- _WORK TO BE COMPLETED_
For this exercise, output the line containing "Extract the structured" and every line after it through the end of the records, exactly, and no other line.

- _WORKING DATA_
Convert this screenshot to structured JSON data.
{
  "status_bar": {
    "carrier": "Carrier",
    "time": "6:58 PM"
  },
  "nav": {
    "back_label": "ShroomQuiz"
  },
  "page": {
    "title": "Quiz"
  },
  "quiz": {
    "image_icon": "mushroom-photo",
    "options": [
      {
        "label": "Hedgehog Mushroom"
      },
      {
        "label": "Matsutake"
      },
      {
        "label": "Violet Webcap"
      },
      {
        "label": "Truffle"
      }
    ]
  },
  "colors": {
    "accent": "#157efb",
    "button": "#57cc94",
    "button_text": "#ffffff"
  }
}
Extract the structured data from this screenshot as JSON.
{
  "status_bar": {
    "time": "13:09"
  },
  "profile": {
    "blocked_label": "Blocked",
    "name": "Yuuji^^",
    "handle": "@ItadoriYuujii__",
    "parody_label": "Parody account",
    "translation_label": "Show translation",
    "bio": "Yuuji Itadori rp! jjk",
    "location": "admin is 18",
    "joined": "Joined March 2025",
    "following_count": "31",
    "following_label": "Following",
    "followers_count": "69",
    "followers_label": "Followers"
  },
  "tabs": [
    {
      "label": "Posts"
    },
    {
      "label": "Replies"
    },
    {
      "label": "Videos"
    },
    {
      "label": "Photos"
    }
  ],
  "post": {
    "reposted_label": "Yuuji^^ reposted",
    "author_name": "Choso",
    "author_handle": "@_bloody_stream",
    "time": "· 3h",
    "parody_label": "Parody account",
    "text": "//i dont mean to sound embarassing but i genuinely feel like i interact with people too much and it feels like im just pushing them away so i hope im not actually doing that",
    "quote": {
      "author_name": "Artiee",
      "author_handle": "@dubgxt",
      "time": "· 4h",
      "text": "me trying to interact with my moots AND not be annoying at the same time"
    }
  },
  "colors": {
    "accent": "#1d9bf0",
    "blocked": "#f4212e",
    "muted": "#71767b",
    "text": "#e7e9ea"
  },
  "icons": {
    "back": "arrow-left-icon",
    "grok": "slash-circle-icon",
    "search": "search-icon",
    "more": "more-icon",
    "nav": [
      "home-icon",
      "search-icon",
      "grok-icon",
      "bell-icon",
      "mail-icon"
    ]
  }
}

- _TASK SOLUTION_
Extract the structured data from this screenshot as JSON.
{
  "status_bar": {
    "time": "13:09"
  },
  "profile": {
    "blocked_label": "Blocked",
    "name": "Yuuji^^",
    "handle": "@ItadoriYuujii__",
    "parody_label": "Parody account",
    "translation_label": "Show translation",
    "bio": "Yuuji Itadori rp! jjk",
    "location": "admin is 18",
    "joined": "Joined March 2025",
    "following_count": "31",
    "following_label": "Following",
    "followers_count": "69",
    "followers_label": "Followers"
  },
  "tabs": [
    {
      "label": "Posts"
    },
    {
      "label": "Replies"
    },
    {
      "label": "Videos"
    },
    {
      "label": "Photos"
    }
  ],
  "post": {
    "reposted_label": "Yuuji^^ reposted",
    "author_name": "Choso",
    "author_handle": "@_bloody_stream",
    "time": "· 3h",
    "parody_label": "Parody account",
    "text": "//i dont mean to sound embarassing but i genuinely feel like i interact with people too much and it feels like im just pushing them away so i hope im not actually doing that",
    "quote": {
      "author_name": "Artiee",
      "author_handle": "@dubgxt",
      "time": "· 4h",
      "text": "me trying to interact with my moots AND not be annoying at the same time"
    }
  },
  "colors": {
    "accent": "#1d9bf0",
    "blocked": "#f4212e",
    "muted": "#71767b",
    "text": "#e7e9ea"
  },
  "icons": {
    "back": "arrow-left-icon",
    "grok": "slash-circle-icon",
    "search": "search-icon",
    "more": "more-icon",
    "nav": [
      "home-icon",
      "search-icon",
      "grok-icon",
      "bell-icon",
      "mail-icon"
    ]
  }
}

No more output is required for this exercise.